  2. On January 13, 2017 at 7:04 pm Alf responded with... #

    Super-posh Tristram Hunt was famously imposed on his Stoke on Trent constituency – with which his only connection is inheriting a lot of fine porcelain – by the Labour National Executive Committee as a “Mandelson ask”.

    A number of good local candidates were blocked from standing. A scion of Progress, he was the epitome of the decline of the UK political system into a choice between two groups of Tory, with the New Labour Tories being more right wing than the Conservative Tories.

    Thank heavens we’re no longer Tory-lite. Tristram Hunt? Good riddance!

  3. On January 14, 2017 at 1:57 pm Elizabeth McIntosh responded with... #

    And by the way, has Tristram ever competed for a job in his life. It seems from today’s papers that He was given the Stoke constituency as a safe seat and has been appointed to the V&A in some secret way. He has certainly never managed a museum or worked in one.

    How the 1% live! A life of easy appointments to jobs others have had to strive and work hard for.

  4. On January 14, 2017 at 6:40 pm Peter Carabine responded with... #

    Alf, on the contrary it is ‘really sad’ to see an intelligent ,well educated , experienced shadow minister of education , a London University historian of Victorian working classes and Friedrich Engels and very popular MP leave the Parliamentary Labour Party. The FT correctly mentions his telegenic performances , his communication skills, his centrist beliefs so in common with millions of recently gone ex-Labour voters and members and how he has campaigned to save national pottery heritages.

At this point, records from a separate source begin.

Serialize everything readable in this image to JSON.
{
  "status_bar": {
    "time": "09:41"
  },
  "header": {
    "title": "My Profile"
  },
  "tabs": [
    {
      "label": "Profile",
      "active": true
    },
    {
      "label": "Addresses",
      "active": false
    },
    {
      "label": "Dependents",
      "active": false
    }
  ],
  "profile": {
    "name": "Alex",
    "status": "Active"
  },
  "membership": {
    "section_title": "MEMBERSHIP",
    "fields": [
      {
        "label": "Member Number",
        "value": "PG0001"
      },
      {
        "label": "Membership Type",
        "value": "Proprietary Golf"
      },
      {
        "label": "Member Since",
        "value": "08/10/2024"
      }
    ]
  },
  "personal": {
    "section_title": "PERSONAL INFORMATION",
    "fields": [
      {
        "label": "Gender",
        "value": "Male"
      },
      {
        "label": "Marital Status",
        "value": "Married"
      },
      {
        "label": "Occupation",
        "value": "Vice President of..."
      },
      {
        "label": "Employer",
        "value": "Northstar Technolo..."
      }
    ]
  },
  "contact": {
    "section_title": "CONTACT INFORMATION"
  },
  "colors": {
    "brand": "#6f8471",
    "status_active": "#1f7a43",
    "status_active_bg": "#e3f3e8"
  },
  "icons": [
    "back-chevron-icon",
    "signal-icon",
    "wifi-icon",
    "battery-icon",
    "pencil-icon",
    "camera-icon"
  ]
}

    Alas the Corbynite supporters ‘ smears about his background are another example of the isolated hard left who can not comprehend how Labour has always been a socially mixed and a broad church elected by working class and middle class voters when they have Labour politicians as competent, articulate and persuasive. At shocking 24% voting figures he is the last type of politician we should lose.

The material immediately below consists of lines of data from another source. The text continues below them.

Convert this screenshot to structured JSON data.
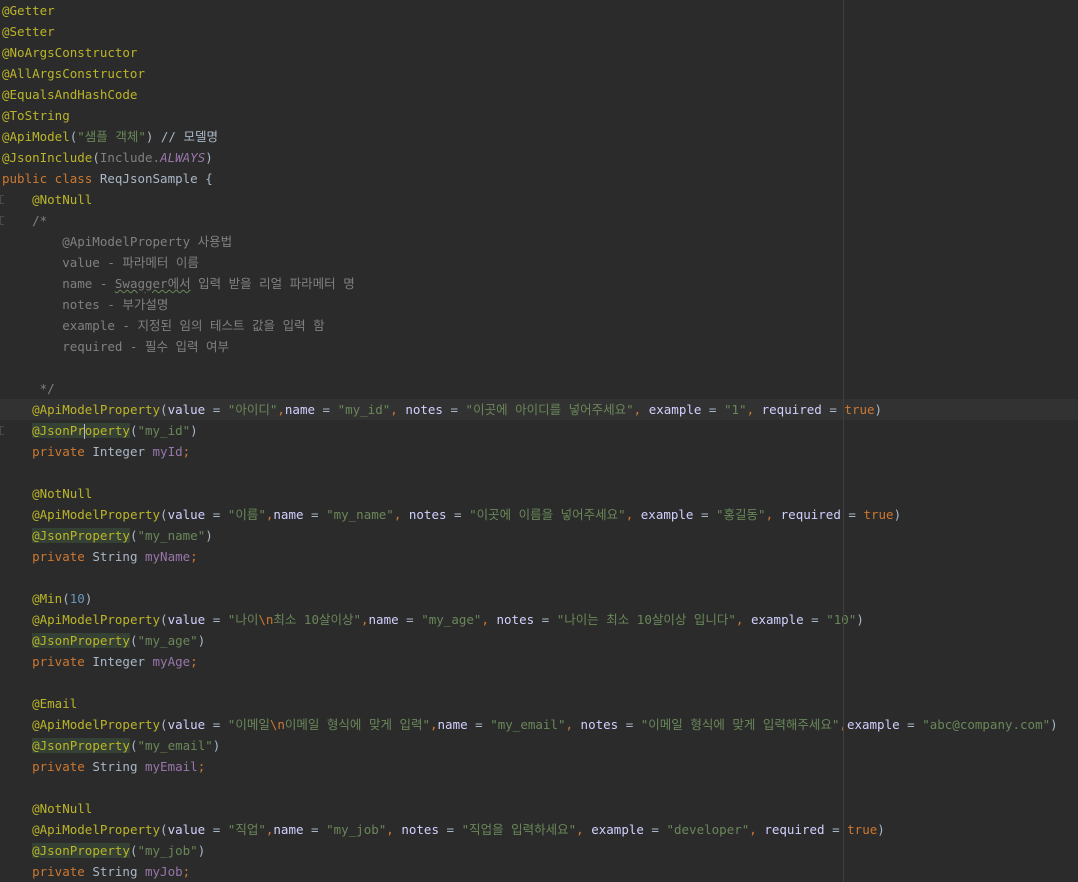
{
  "editor": {
    "language": "java",
    "current_line": 20,
    "theme_colors": {
      "background": "#2b2b2b",
      "annotation": "#bbb529",
      "keyword": "#cc7832",
      "string": "#6a8759",
      "comment": "#808080",
      "field": "#9876aa",
      "number": "#6897bb",
      "parameter": "#d0d0ff",
      "text": "#a9b7c6"
    },
    "lines": [
      {
        "tokens": [
          {
            "t": "ann",
            "v": "@Getter"
          }
        ]
      },
      {
        "tokens": [
          {
            "t": "ann",
            "v": "@Setter"
          }
        ]
      },
      {
        "tokens": [
          {
            "t": "ann",
            "v": "@NoArgsConstructor"
          }
        ]
      },
      {
        "tokens": [
          {
            "t": "ann",
            "v": "@AllArgsConstructor"
          }
        ]
      },
      {
        "tokens": [
          {
            "t": "ann",
            "v": "@EqualsAndHashCode"
          }
        ]
      },
      {
        "tokens": [
          {
            "t": "ann",
            "v": "@ToString"
          }
        ]
      },
      {
        "tokens": [
          {
            "t": "ann",
            "v": "@ApiModel"
          },
          {
            "t": "plain",
            "v": "("
          },
          {
            "t": "str",
            "v": "\"샘플 객체\""
          },
          {
            "t": "plain",
            "v": ") // 모델명"
          }
        ]
      },
      {
        "tokens": [
          {
            "t": "ann",
            "v": "@JsonInclude"
          },
          {
            "t": "plain",
            "v": "("
          },
          {
            "t": "gray",
            "v": "Include."
          },
          {
            "t": "field-it",
            "v": "ALWAYS"
          },
          {
            "t": "plain",
            "v": ")"
          }
        ]
      },
      {
        "tokens": [
          {
            "t": "kw",
            "v": "public class "
          },
          {
            "t": "plain",
            "v": "ReqJsonSample {"
          }
        ]
      },
      {
        "gutter": true,
        "tokens": [
          {
            "t": "plain",
            "v": "    "
          },
          {
            "t": "ann",
            "v": "@NotNull"
          }
        ]
      },
      {
        "gutter": true,
        "tokens": [
          {
            "t": "cmt",
            "v": "    /*"
          }
        ]
      },
      {
        "tokens": [
          {
            "t": "cmt",
            "v": "        @ApiModelProperty 사용법"
          }
        ]
      },
      {
        "tokens": [
          {
            "t": "cmt",
            "v": "        value - 파라메터 이름"
          }
        ]
      },
      {
        "tokens": [
          {
            "t": "cmt",
            "v": "        name - "
          },
          {
            "t": "cmt-typo",
            "v": "Swagger에서"
          },
          {
            "t": "cmt",
            "v": " 입력 받을 리얼 파라메터 명"
          }
        ]
      },
      {
        "tokens": [
          {
            "t": "cmt",
            "v": "        notes - 부가설명"
          }
        ]
      },
      {
        "tokens": [
          {
            "t": "cmt",
            "v": "        example - 지정된 임의 테스트 값을 입력 함"
          }
        ]
      },
      {
        "tokens": [
          {
            "t": "cmt",
            "v": "        required - 필수 입력 여부"
          }
        ]
      },
      {
        "tokens": []
      },
      {
        "tokens": [
          {
            "t": "cmt",
            "v": "     */"
          }
        ]
      },
      {
        "tokens": [
          {
            "t": "plain",
            "v": "    "
          },
          {
            "t": "ann",
            "v": "@ApiModelProperty"
          },
          {
            "t": "plain",
            "v": "("
          },
          {
            "t": "param",
            "v": "value"
          },
          {
            "t": "plain",
            "v": " = "
          },
          {
            "t": "str",
            "v": "\"아이디\""
          },
          {
            "t": "kw",
            "v": ","
          },
          {
            "t": "param",
            "v": "name"
          },
          {
            "t": "plain",
            "v": " = "
          },
          {
            "t": "str",
            "v": "\"my_id\""
          },
          {
            "t": "kw",
            "v": ", "
          },
          {
            "t": "param",
            "v": "notes"
          },
          {
            "t": "plain",
            "v": " = "
          },
          {
            "t": "str",
            "v": "\"이곳에 아이디를 넣어주세요\""
          },
          {
            "t": "kw",
            "v": ", "
          },
          {
            "t": "param",
            "v": "example"
          },
          {
            "t": "plain",
            "v": " = "
          },
          {
            "t": "str",
            "v": "\"1\""
          },
          {
            "t": "kw",
            "v": ", "
          },
          {
            "t": "param",
            "v": "required"
          },
          {
            "t": "plain",
            "v": " = "
          },
          {
            "t": "kw",
            "v": "true"
          },
          {
            "t": "plain",
            "v": ")"
          }
        ]
      },
      {
        "gutter": true,
        "caret": true,
        "tokens": [
          {
            "t": "plain",
            "v": "    "
          },
          {
            "t": "ann-bg",
            "v": "@JsonPr"
          },
          {
            "t": "caret",
            "v": ""
          },
          {
            "t": "ann-bg",
            "v": "operty"
          },
          {
            "t": "plain",
            "v": "("
          },
          {
            "t": "str",
            "v": "\"my_id\""
          },
          {
            "t": "plain",
            "v": ")"
          }
        ]
      },
      {
        "tokens": [
          {
            "t": "kw",
            "v": "    private "
          },
          {
            "t": "plain",
            "v": "Integer "
          },
          {
            "t": "field",
            "v": "myId"
          },
          {
            "t": "kw",
            "v": ";"
          }
        ]
      },
      {
        "tokens": []
      },
      {
        "tokens": [
          {
            "t": "plain",
            "v": "    "
          },
          {
            "t": "ann",
            "v": "@NotNull"
          }
        ]
      },
      {
        "tokens": [
          {
            "t": "plain",
            "v": "    "
          },
          {
            "t": "ann",
            "v": "@ApiModelProperty"
          },
          {
            "t": "plain",
            "v": "("
          },
          {
            "t": "param",
            "v": "value"
          },
          {
            "t": "plain",
            "v": " = "
          },
          {
            "t": "str",
            "v": "\"이름\""
          },
          {
            "t": "kw",
            "v": ","
          },
          {
            "t": "param",
            "v": "name"
          },
          {
            "t": "plain",
            "v": " = "
          },
          {
            "t": "str",
            "v": "\"my_name\""
          },
          {
            "t": "kw",
            "v": ", "
          },
          {
            "t": "param",
            "v": "notes"
          },
          {
            "t": "plain",
            "v": " = "
          },
          {
            "t": "str",
            "v": "\"이곳에 이름을 넣어주세요\""
          },
          {
            "t": "kw",
            "v": ", "
          },
          {
            "t": "param",
            "v": "example"
          },
          {
            "t": "plain",
            "v": " = "
          },
          {
            "t": "str",
            "v": "\"홍길동\""
          },
          {
            "t": "kw",
            "v": ", "
          },
          {
            "t": "param",
            "v": "required"
          },
          {
            "t": "plain",
            "v": " = "
          },
          {
            "t": "kw",
            "v": "true"
          },
          {
            "t": "plain",
            "v": ")"
          }
        ]
      },
      {
        "tokens": [
          {
            "t": "plain",
            "v": "    "
          },
          {
            "t": "ann-bg",
            "v": "@JsonProperty"
          },
          {
            "t": "plain",
            "v": "("
          },
          {
            "t": "str",
            "v": "\"my_name\""
          },
          {
            "t": "plain",
            "v": ")"
          }
        ]
      },
      {
        "tokens": [
          {
            "t": "kw",
            "v": "    private "
          },
          {
            "t": "plain",
            "v": "String "
          },
          {
            "t": "field",
            "v": "myName"
          },
          {
            "t": "kw",
            "v": ";"
          }
        ]
      },
      {
        "tokens": []
      },
      {
        "tokens": [
          {
            "t": "plain",
            "v": "    "
          },
          {
            "t": "ann",
            "v": "@Min"
          },
          {
            "t": "plain",
            "v": "("
          },
          {
            "t": "num",
            "v": "10"
          },
          {
            "t": "plain",
            "v": ")"
          }
        ]
      },
      {
        "tokens": [
          {
            "t": "plain",
            "v": "    "
          },
          {
            "t": "ann",
            "v": "@ApiModelProperty"
          },
          {
            "t": "plain",
            "v": "("
          },
          {
            "t": "param",
            "v": "value"
          },
          {
            "t": "plain",
            "v": " = "
          },
          {
            "t": "str",
            "v": "\"나이"
          },
          {
            "t": "esc",
            "v": "\\n"
          },
          {
            "t": "str",
            "v": "최소 10살이상\""
          },
          {
            "t": "kw",
            "v": ","
          },
          {
            "t": "param",
            "v": "name"
          },
          {
            "t": "plain",
            "v": " = "
          },
          {
            "t": "str",
            "v": "\"my_age\""
          },
          {
            "t": "kw",
            "v": ", "
          },
          {
            "t": "param",
            "v": "notes"
          },
          {
            "t": "plain",
            "v": " = "
          },
          {
            "t": "str",
            "v": "\"나이는 최소 10살이상 입니다\""
          },
          {
            "t": "kw",
            "v": ", "
          },
          {
            "t": "param",
            "v": "example"
          },
          {
            "t": "plain",
            "v": " = "
          },
          {
            "t": "str",
            "v": "\"10\""
          },
          {
            "t": "plain",
            "v": ")"
          }
        ]
      },
      {
        "tokens": [
          {
            "t": "plain",
            "v": "    "
          },
          {
            "t": "ann-bg",
            "v": "@JsonProperty"
          },
          {
            "t": "plain",
            "v": "("
          },
          {
            "t": "str",
            "v": "\"my_age\""
          },
          {
            "t": "plain",
            "v": ")"
          }
        ]
      },
      {
        "tokens": [
          {
            "t": "kw",
            "v": "    private "
          },
          {
            "t": "plain",
            "v": "Integer "
          },
          {
            "t": "field",
            "v": "myAge"
          },
          {
            "t": "kw",
            "v": ";"
          }
        ]
      },
      {
        "tokens": []
      },
      {
        "tokens": [
          {
            "t": "plain",
            "v": "    "
          },
          {
            "t": "ann",
            "v": "@Email"
          }
        ]
      },
      {
        "tokens": [
          {
            "t": "plain",
            "v": "    "
          },
          {
            "t": "ann",
            "v": "@ApiModelProperty"
          },
          {
            "t": "plain",
            "v": "("
          },
          {
            "t": "param",
            "v": "value"
          },
          {
            "t": "plain",
            "v": " = "
          },
          {
            "t": "str",
            "v": "\"이메일"
          },
          {
            "t": "esc",
            "v": "\\n"
          },
          {
            "t": "str",
            "v": "이메일 형식에 맞게 입력\""
          },
          {
            "t": "kw",
            "v": ","
          },
          {
            "t": "param",
            "v": "name"
          },
          {
            "t": "plain",
            "v": " = "
          },
          {
            "t": "str",
            "v": "\"my_email\""
          },
          {
            "t": "kw",
            "v": ", "
          },
          {
            "t": "param",
            "v": "notes"
          },
          {
            "t": "plain",
            "v": " = "
          },
          {
            "t": "str",
            "v": "\"이메일 형식에 맞게 입력해주세요\""
          },
          {
            "t": "kw",
            "v": ","
          },
          {
            "t": "param",
            "v": "example"
          },
          {
            "t": "plain",
            "v": " = "
          },
          {
            "t": "str",
            "v": "\"abc@company.com\""
          },
          {
            "t": "plain",
            "v": ")"
          }
        ]
      },
      {
        "tokens": [
          {
            "t": "plain",
            "v": "    "
          },
          {
            "t": "ann-bg",
            "v": "@JsonProperty"
          },
          {
            "t": "plain",
            "v": "("
          },
          {
            "t": "str",
            "v": "\"my_email\""
          },
          {
            "t": "plain",
            "v": ")"
          }
        ]
      },
      {
        "tokens": [
          {
            "t": "kw",
            "v": "    private "
          },
          {
            "t": "plain",
            "v": "String "
          },
          {
            "t": "field",
            "v": "myEmail"
          },
          {
            "t": "kw",
            "v": ";"
          }
        ]
      },
      {
        "tokens": []
      },
      {
        "tokens": [
          {
            "t": "plain",
            "v": "    "
          },
          {
            "t": "ann",
            "v": "@NotNull"
          }
        ]
      },
      {
        "tokens": [
          {
            "t": "plain",
            "v": "    "
          },
          {
            "t": "ann",
            "v": "@ApiModelProperty"
          },
          {
            "t": "plain",
            "v": "("
          },
          {
            "t": "param",
            "v": "value"
          },
          {
            "t": "plain",
            "v": " = "
          },
          {
            "t": "str",
            "v": "\"직업\""
          },
          {
            "t": "kw",
            "v": ","
          },
          {
            "t": "param",
            "v": "name"
          },
          {
            "t": "plain",
            "v": " = "
          },
          {
            "t": "str",
            "v": "\"my_job\""
          },
          {
            "t": "kw",
            "v": ", "
          },
          {
            "t": "param",
            "v": "notes"
          },
          {
            "t": "plain",
            "v": " = "
          },
          {
            "t": "str",
            "v": "\"직업을 입력하세요\""
          },
          {
            "t": "kw",
            "v": ", "
          },
          {
            "t": "param",
            "v": "example"
          },
          {
            "t": "plain",
            "v": " = "
          },
          {
            "t": "str",
            "v": "\"developer\""
          },
          {
            "t": "kw",
            "v": ", "
          },
          {
            "t": "param",
            "v": "required"
          },
          {
            "t": "plain",
            "v": " = "
          },
          {
            "t": "kw",
            "v": "true"
          },
          {
            "t": "plain",
            "v": ")"
          }
        ]
      },
      {
        "tokens": [
          {
            "t": "plain",
            "v": "    "
          },
          {
            "t": "ann-bg",
            "v": "@JsonProperty"
          },
          {
            "t": "plain",
            "v": "("
          },
          {
            "t": "str",
            "v": "\"my_job\""
          },
          {
            "t": "plain",
            "v": ")"
          }
        ]
      },
      {
        "tokens": [
          {
            "t": "kw",
            "v": "    private "
          },
          {
            "t": "plain",
            "v": "String "
          },
          {
            "t": "field",
            "v": "myJob"
          },
          {
            "t": "kw",
            "v": ";"
          }
        ]
      }
    ]
  }
}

  5. On January 15, 2017 at 9:28 am Elizabeth McIntosh responded with... #

    Peter, we didn’t lose him. He walked away into another sinecure. If only his constituents in Stoke could so easily find new jobs when they tired of their present labours.

  6. On January 15, 2017 at 7:38 pm David Lindsay responded with... #

    Tristram Hunt said that he couldn’t see the lot in Waitrose voting for Jeremy Corbyn. There was, and is, no Waitrose in Stoke-on-Trent. UKIP has a lot riding on this by-election. It was only 5,179 votes behind in 2015 (like Jamie Reed, Hunt turned a safe seat into a marginal), and Stoke voted heavily Leave. If UKIP can’t win there, then it can’t win anywhere.

    There is no limit to how posh or how right-wing a Conservative MP can be. Some of them have been staggeringly left-wing while staggeringly posh, while some of them have been staggeringly common while staggeringly right-wing. Therefore, the condition of being a very posh Labour MP, and there have always been some, should be that you were firmly on the Left. The condition of being a very right-wing Labour MP, and there have always been some, should be that you were not posh at all, nor even all that middle-class.

    No one who was both working-class and left-wing would ever be allowed to become a Conservative MP, even if they wanted to. Likewise, no one should be allowed to become a Labour MP who was both right-wing and upper or even middle-class. For example, the extremely posh and extremely right-wing Tristram Hunt.

    Remember, bringing back entrance fees for museums and art galleries would entail reversing a measure that was put in place by Tony Blair. The present Government has no policy of effecting any such reversal. But in the full knowledge that Hunt wanted to do so, the Trustees of the Victoria and Albert Museum have appointed him to a position that does not appear to have been advertised, and for which he has no apparent qualification in the ordinary sense of the word, but which is lavishly remunerated at public expense.

Add your response